The average annual cost of raising a child up to the age of 11 in Britain has increased by £1,085 in the last five years, up 15 per cent from £7,222 in 2007 to £8,307 in 2011, the study by Halifax suggests.
Inflation, as measured by the Retail Price Index, rose by 18 per cent over the same period, with parents spending just under a fifth (18 per cent) of their income on bringing up their child.
Schooling made up the largest increase in spending, including money for uniforms, class materials, school trips and lunches, which are estimated to have increased by 24 per cent from £684 a year in 2007 to £849 in 2012, the building society said.
The costs of nursery and child-minding accounted for the second largest increase, which have grown by 22 per cent to £3,346 in 2011.
This typically accounted for 40 per cent of the total annual expenditure incurred by parents when raising their offspring, while the nursery and child-minding combined with schooling accounted for half of the total annual expenditure.
Spending on food and holidays fell in real terms with parents spending £889 feeding their children in 2011, an increase of 14 per cent from £780 in 2007, while spending on children’s holidays rose by 16 per cent to £740 during the same period.
Spending on children’s clothing fell from £602 in 2007 to £513 in 2011, or 15 per cent.

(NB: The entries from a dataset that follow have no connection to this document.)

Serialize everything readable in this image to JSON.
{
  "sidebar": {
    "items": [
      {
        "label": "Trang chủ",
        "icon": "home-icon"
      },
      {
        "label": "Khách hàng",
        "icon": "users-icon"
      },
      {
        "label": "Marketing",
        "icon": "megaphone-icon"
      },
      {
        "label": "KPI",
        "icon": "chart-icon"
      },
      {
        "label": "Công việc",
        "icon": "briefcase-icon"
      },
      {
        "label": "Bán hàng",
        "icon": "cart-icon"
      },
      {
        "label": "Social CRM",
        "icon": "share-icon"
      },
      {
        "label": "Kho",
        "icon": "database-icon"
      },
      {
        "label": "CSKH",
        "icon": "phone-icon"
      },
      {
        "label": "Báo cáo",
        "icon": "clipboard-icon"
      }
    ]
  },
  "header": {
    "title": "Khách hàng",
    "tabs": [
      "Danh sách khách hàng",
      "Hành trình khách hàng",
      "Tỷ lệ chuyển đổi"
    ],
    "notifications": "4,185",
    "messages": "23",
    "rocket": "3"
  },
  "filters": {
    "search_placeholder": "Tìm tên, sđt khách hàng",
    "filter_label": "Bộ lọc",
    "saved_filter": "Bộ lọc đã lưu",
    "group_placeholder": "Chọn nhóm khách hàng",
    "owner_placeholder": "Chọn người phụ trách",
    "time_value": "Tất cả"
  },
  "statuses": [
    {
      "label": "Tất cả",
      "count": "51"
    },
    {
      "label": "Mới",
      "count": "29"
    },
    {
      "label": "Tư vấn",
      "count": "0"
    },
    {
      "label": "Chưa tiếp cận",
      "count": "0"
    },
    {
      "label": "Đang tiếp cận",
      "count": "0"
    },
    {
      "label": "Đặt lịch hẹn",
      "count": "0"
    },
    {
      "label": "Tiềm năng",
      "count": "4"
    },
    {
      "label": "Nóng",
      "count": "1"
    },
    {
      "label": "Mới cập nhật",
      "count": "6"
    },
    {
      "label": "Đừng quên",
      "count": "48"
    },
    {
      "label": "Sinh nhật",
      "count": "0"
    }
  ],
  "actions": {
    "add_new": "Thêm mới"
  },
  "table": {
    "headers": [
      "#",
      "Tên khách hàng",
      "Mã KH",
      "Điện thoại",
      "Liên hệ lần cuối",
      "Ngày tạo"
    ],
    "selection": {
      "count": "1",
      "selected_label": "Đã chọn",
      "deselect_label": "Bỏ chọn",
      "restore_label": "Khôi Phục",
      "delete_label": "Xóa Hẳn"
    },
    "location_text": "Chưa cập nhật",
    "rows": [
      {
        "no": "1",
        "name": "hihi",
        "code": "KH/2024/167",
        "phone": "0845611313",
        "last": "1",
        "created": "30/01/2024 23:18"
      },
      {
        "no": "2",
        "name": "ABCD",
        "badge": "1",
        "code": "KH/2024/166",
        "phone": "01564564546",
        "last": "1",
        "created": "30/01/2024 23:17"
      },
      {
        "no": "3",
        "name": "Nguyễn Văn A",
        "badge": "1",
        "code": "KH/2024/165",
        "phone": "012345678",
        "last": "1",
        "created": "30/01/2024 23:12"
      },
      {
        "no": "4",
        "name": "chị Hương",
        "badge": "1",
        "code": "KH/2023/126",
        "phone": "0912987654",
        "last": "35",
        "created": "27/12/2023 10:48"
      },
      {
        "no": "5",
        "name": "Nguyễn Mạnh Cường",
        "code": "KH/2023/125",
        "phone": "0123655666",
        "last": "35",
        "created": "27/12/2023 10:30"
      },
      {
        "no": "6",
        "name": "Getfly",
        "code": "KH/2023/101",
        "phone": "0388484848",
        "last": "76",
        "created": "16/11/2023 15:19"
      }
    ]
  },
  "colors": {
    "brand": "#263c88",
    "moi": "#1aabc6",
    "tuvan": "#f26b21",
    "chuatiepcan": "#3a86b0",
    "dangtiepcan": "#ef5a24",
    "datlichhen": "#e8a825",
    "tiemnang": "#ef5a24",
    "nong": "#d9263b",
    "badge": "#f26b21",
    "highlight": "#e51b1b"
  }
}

However, “heavy discounting” among retailers to cope with the economic downturn could have had an impact on the figures, the report said.